====== Extracted data ======

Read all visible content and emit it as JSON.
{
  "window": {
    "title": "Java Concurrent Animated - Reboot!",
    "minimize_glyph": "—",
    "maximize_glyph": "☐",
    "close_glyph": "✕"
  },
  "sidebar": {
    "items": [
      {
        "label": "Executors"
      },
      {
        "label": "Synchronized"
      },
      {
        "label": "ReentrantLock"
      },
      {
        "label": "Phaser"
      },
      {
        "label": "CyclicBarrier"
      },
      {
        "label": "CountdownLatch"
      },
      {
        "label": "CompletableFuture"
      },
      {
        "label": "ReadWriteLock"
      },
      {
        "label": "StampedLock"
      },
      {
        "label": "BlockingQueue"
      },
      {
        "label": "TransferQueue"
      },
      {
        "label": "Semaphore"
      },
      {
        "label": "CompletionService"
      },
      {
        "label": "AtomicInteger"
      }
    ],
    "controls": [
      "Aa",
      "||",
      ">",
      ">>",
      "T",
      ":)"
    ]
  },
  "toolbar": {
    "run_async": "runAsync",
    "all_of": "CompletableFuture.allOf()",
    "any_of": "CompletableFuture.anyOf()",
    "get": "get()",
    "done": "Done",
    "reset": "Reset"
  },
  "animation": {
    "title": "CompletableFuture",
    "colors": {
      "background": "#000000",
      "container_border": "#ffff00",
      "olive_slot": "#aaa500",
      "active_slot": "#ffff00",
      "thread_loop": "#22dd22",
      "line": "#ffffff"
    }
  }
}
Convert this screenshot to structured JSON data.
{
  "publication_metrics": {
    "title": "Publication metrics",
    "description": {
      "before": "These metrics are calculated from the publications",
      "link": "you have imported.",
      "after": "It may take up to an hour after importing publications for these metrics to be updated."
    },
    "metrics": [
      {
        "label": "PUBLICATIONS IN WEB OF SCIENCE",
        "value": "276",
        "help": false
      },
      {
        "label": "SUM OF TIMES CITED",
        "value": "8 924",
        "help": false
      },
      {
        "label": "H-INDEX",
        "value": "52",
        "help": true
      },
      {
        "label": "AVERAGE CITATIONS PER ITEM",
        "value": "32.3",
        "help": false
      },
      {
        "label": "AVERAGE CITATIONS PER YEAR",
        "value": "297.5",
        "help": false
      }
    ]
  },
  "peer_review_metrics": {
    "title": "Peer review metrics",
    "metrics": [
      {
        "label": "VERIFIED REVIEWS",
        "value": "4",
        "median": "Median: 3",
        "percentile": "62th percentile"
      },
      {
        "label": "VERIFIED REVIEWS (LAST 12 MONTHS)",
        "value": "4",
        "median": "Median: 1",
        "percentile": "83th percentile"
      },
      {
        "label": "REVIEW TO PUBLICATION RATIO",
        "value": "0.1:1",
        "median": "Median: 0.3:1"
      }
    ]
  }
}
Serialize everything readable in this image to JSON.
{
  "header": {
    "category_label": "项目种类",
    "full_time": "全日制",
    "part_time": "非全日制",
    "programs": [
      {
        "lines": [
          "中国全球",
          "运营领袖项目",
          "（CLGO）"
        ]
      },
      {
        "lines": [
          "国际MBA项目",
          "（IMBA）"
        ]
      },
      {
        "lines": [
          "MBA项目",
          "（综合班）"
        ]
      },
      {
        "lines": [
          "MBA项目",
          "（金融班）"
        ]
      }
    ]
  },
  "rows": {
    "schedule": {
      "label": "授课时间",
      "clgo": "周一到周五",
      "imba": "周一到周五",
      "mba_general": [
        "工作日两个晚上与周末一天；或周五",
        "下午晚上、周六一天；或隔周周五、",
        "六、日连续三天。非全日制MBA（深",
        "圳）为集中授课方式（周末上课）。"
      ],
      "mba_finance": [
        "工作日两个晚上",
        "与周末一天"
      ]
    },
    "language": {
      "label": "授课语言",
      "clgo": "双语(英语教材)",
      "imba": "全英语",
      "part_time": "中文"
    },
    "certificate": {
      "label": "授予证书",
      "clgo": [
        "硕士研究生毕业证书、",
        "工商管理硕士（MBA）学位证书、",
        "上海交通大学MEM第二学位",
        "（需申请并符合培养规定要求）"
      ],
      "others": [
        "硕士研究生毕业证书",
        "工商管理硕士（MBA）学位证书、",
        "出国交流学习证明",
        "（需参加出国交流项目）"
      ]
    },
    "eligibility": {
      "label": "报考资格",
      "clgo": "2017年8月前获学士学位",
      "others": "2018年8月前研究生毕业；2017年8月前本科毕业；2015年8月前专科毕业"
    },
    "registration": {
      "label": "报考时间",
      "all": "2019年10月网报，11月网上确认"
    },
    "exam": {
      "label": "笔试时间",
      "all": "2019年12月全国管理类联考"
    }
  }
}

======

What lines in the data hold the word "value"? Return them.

Answer for this exercise –
        "value": "276",
        "value": "8 924",
        "value": "52",
        "value": "32.3",
        "value": "297.5",
        "value": "4",
        "value": "4",
        "value": "0.1:1",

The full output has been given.